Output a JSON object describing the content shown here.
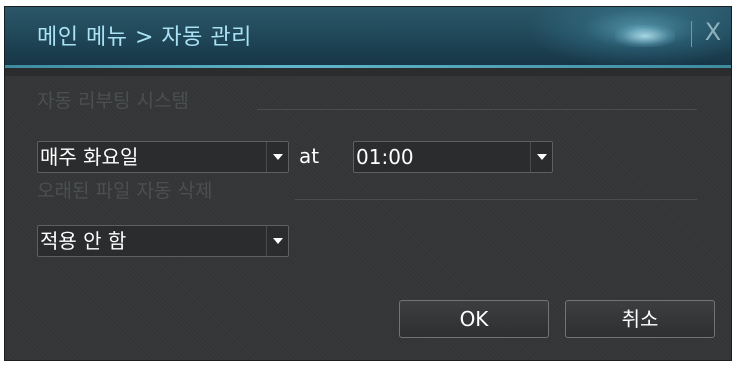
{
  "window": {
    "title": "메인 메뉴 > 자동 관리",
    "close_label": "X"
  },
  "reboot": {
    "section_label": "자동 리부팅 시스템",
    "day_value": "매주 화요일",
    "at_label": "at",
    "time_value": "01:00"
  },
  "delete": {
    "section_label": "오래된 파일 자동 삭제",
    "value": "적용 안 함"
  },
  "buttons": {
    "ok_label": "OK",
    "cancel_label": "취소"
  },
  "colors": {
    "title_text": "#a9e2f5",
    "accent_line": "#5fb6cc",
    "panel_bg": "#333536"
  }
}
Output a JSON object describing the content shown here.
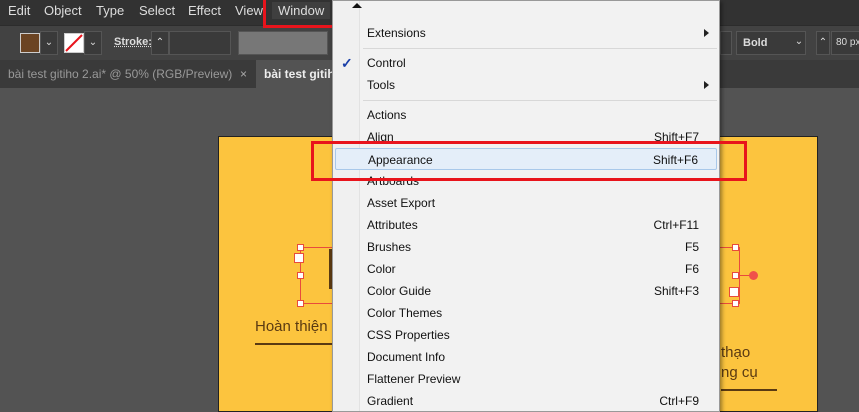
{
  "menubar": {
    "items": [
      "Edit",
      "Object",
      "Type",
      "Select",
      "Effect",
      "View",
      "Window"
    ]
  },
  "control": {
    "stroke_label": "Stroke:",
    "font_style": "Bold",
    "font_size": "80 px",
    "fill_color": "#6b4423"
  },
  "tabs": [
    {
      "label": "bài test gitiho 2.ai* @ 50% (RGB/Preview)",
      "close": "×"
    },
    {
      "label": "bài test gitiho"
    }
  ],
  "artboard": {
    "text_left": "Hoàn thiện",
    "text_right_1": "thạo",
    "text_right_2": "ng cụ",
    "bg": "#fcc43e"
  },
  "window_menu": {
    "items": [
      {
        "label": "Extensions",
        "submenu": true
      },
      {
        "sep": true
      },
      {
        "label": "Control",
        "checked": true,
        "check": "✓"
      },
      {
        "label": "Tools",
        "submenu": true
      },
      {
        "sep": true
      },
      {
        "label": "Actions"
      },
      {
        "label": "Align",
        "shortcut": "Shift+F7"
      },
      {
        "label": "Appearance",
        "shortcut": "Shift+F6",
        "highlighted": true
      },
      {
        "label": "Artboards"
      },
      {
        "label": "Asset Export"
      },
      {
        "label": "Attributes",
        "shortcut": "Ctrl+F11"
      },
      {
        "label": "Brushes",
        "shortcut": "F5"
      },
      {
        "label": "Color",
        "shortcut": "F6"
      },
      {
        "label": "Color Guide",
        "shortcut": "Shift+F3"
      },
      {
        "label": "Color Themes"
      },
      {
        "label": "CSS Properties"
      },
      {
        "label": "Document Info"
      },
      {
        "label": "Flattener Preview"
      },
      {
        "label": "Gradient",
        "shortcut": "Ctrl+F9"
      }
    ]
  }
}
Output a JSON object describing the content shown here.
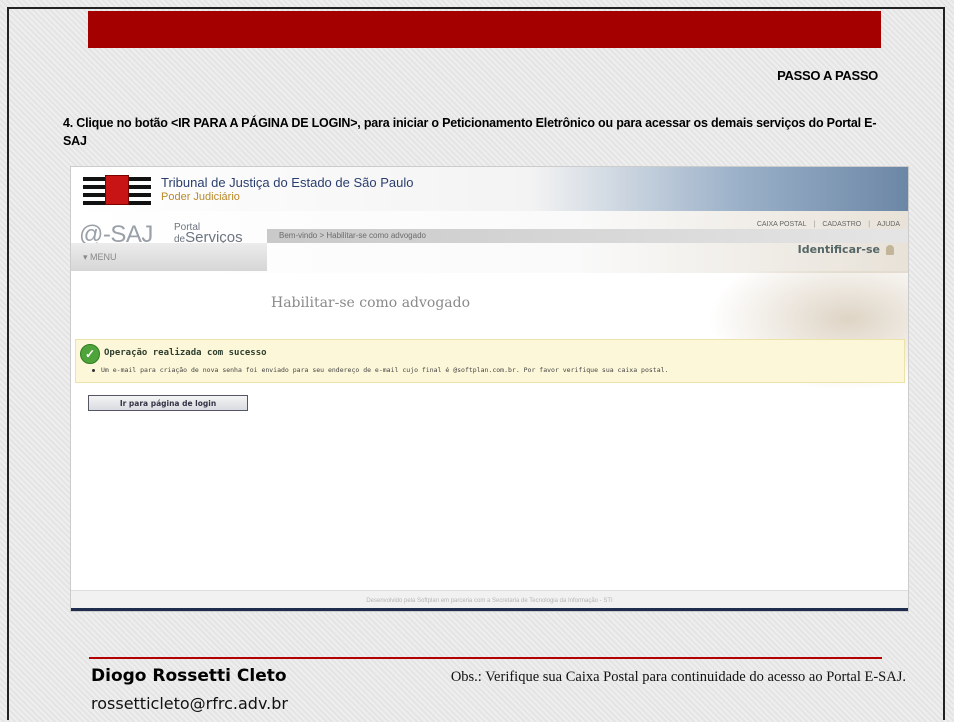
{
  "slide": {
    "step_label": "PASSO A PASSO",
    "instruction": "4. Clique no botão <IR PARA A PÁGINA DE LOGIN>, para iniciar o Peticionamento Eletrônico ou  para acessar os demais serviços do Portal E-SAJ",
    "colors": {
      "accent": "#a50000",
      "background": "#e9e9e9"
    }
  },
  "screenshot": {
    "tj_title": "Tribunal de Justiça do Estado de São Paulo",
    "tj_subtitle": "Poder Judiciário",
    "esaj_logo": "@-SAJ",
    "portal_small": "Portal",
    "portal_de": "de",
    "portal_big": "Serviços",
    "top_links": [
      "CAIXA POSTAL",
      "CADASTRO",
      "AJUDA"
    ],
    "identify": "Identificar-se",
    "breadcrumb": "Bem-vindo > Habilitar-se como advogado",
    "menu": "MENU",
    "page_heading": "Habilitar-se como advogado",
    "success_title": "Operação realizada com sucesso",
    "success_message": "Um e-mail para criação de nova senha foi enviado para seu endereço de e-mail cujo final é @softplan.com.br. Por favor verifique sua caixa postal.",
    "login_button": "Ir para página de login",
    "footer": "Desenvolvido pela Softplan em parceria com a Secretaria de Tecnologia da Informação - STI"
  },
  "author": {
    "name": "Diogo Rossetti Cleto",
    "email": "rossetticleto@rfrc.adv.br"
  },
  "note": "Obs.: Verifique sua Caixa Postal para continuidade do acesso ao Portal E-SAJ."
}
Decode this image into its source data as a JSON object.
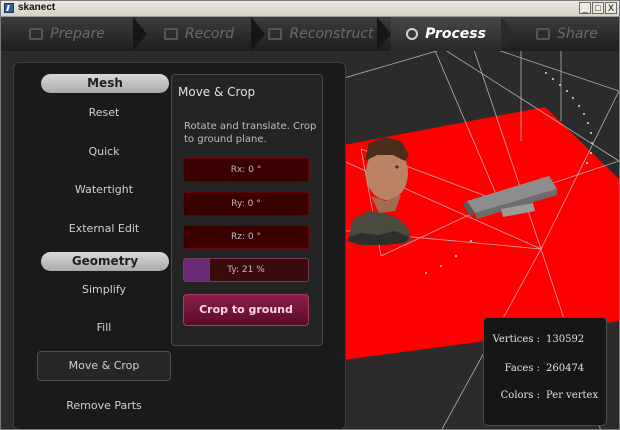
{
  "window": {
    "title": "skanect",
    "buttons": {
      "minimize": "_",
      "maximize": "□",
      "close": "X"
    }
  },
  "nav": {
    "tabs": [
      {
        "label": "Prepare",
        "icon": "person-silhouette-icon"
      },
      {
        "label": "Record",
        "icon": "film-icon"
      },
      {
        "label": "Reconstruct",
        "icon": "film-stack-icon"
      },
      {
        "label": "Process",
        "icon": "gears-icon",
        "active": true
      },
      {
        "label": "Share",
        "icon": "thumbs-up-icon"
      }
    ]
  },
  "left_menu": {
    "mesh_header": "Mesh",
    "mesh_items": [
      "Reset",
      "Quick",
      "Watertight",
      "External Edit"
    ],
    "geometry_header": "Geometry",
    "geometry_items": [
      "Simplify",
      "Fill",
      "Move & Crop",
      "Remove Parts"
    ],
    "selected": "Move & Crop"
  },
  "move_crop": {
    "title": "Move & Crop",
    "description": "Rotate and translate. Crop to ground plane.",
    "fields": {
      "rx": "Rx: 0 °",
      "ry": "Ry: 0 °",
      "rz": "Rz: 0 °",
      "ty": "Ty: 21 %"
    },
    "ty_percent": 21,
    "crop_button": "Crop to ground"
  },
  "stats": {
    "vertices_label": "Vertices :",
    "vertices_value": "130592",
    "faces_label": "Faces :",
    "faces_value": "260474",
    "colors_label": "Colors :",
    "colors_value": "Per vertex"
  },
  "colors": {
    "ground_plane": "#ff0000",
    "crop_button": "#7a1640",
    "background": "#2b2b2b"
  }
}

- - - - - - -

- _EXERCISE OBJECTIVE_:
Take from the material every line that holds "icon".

- _RESPONSE TO THE EXERCISE_:
        "icon": "person-silhouette-icon"
        "icon": "film-icon"
        "icon": "film-stack-icon"
        "icon": "gears-icon",
        "icon": "thumbs-up-icon"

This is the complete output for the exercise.